» YOUR TASK: Find the word "Welcome" in the listing. Copy out each line where it occurs.

» DATA FOR THIS EXERCISE:
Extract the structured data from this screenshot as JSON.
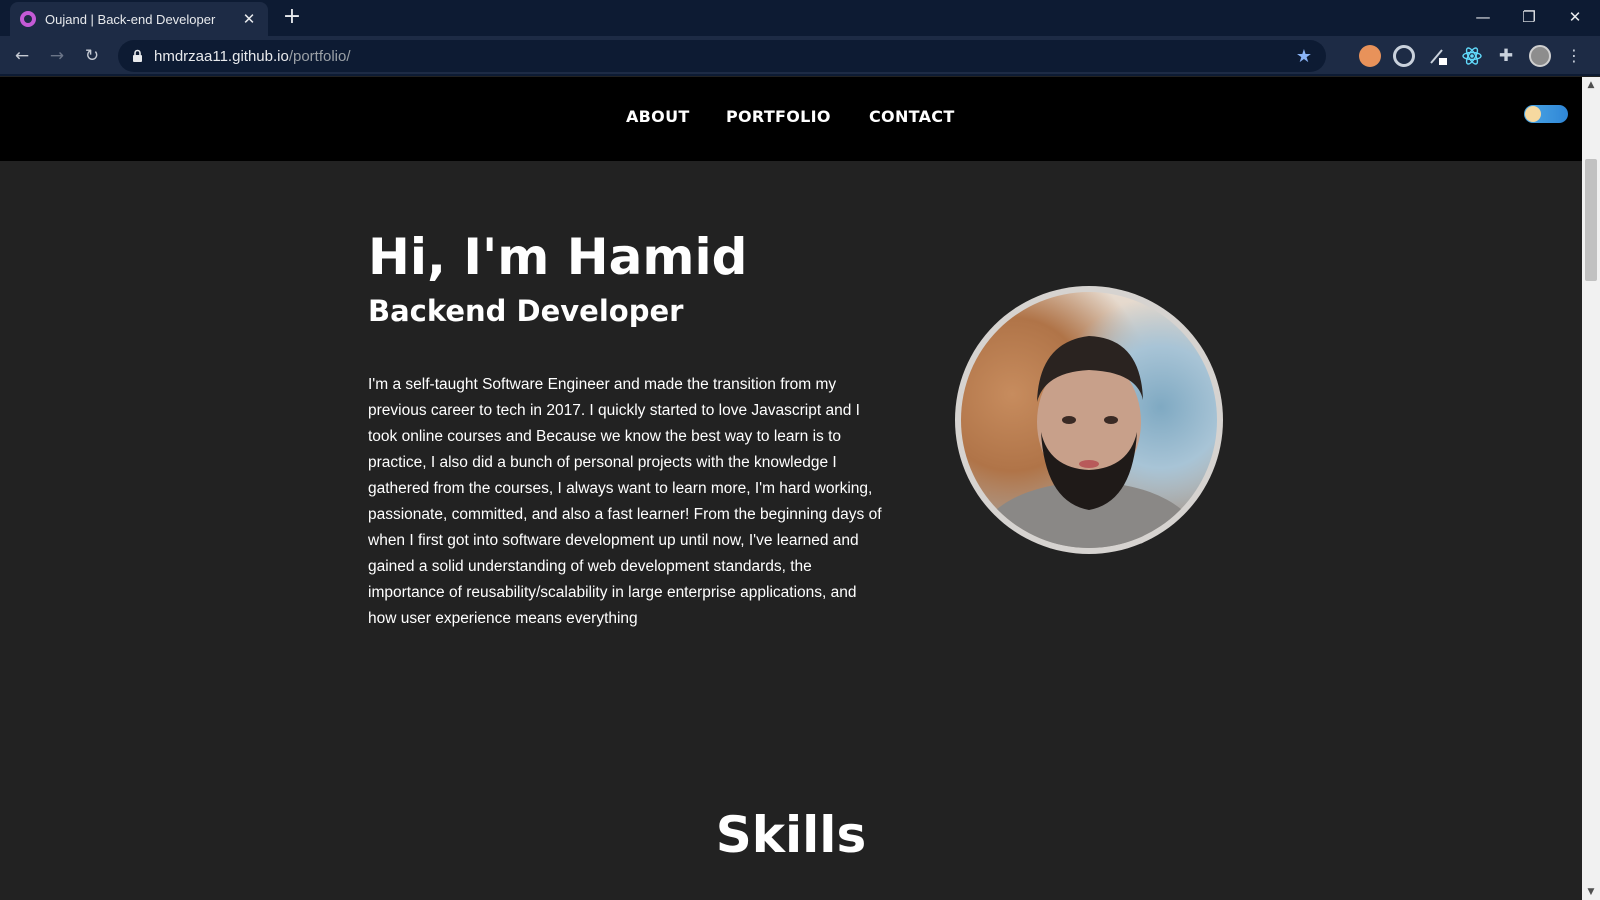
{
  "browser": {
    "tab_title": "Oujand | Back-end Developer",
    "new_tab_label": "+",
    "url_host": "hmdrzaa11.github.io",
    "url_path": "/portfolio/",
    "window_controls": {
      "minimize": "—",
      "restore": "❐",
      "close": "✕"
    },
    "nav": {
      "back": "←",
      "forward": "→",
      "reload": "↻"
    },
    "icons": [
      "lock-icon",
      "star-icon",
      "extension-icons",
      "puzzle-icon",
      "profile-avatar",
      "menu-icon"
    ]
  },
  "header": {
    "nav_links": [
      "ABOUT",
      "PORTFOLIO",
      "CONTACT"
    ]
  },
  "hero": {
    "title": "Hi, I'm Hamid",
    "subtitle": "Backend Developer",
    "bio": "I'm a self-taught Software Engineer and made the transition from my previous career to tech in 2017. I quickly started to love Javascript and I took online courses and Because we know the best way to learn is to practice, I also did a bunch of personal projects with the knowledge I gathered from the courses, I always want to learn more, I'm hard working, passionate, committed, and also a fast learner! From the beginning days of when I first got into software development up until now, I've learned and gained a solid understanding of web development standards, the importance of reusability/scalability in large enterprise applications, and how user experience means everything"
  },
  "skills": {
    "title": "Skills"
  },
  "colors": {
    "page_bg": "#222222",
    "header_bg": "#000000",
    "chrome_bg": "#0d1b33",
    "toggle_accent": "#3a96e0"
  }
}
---
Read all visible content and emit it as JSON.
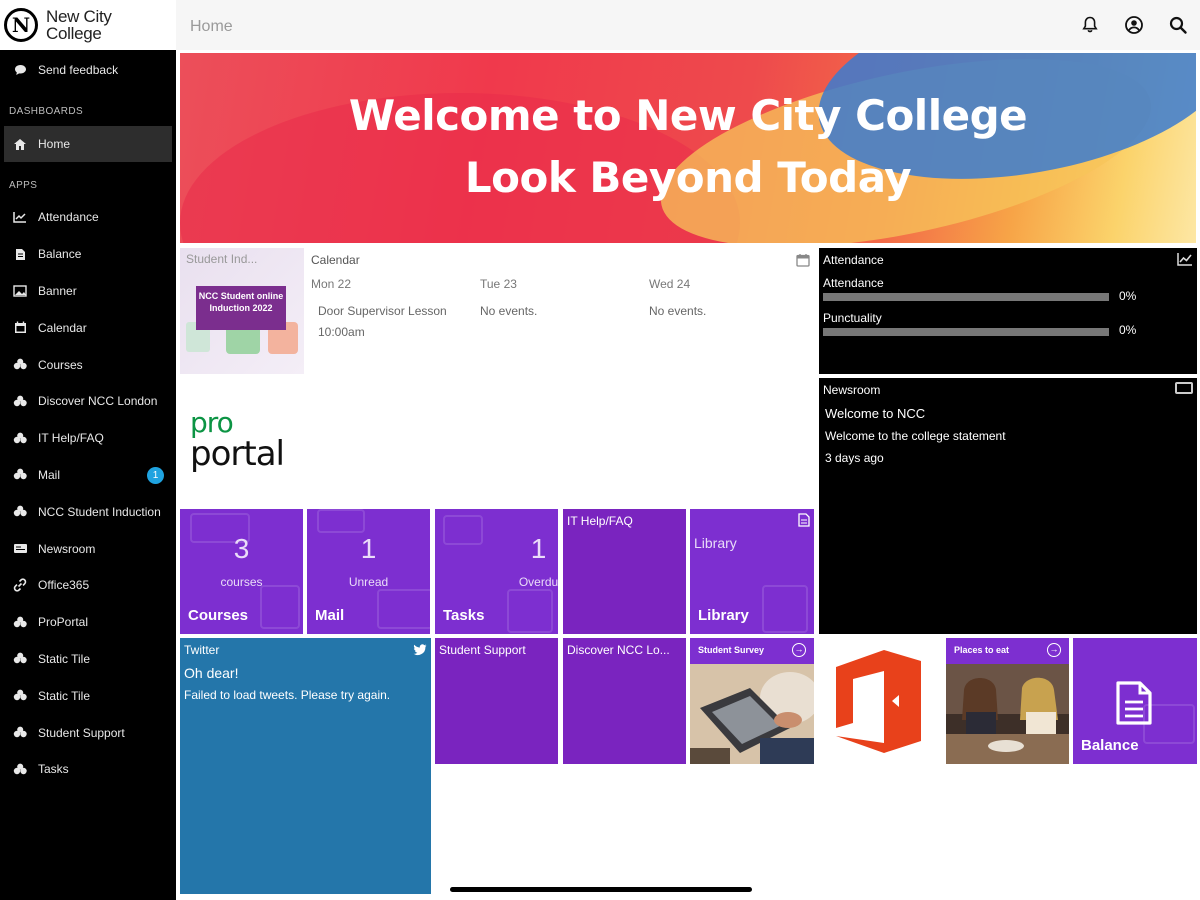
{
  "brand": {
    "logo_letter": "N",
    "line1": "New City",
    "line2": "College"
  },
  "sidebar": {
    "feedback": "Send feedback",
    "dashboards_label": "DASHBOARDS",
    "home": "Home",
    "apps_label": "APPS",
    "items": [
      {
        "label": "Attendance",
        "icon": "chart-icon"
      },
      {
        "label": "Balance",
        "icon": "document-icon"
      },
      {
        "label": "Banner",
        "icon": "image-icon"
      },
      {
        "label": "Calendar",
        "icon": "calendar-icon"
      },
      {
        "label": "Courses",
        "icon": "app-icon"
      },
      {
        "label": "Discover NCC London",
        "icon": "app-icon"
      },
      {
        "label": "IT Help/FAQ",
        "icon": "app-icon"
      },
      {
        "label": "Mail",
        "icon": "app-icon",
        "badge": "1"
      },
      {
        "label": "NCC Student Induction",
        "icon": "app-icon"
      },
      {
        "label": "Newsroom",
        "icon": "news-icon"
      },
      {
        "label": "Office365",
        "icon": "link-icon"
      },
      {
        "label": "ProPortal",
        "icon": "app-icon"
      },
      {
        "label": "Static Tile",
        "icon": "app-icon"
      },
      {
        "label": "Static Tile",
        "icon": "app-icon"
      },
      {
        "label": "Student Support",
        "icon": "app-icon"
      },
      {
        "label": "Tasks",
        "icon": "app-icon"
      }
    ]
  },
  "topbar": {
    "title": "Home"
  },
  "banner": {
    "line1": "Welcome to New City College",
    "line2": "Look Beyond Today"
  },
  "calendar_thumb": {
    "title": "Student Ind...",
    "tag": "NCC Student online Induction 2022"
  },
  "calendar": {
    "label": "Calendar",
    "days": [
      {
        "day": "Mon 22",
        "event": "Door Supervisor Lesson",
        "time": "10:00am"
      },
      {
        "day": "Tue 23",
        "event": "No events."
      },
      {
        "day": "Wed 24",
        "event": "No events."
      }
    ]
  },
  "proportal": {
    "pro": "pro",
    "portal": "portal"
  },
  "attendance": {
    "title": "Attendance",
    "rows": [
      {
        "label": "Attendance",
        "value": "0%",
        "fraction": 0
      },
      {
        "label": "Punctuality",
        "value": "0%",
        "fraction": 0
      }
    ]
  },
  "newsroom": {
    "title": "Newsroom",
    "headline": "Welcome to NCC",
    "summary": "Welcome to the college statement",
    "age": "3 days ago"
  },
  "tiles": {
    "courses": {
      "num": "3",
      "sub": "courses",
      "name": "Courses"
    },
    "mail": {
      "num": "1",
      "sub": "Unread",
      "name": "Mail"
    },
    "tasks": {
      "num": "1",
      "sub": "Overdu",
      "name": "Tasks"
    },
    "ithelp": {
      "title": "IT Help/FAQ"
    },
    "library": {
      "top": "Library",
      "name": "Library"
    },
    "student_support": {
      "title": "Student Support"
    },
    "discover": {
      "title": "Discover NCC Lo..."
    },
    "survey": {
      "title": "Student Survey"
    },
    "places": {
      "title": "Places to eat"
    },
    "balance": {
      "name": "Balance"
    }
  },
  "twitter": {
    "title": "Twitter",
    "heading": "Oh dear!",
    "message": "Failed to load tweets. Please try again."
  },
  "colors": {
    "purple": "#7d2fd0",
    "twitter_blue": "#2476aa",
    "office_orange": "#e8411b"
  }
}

» SOLUTION TO THE PROBLEM:
    "line1": "Welcome to New City College",
    "headline": "Welcome to NCC",
    "summary": "Welcome to the college statement",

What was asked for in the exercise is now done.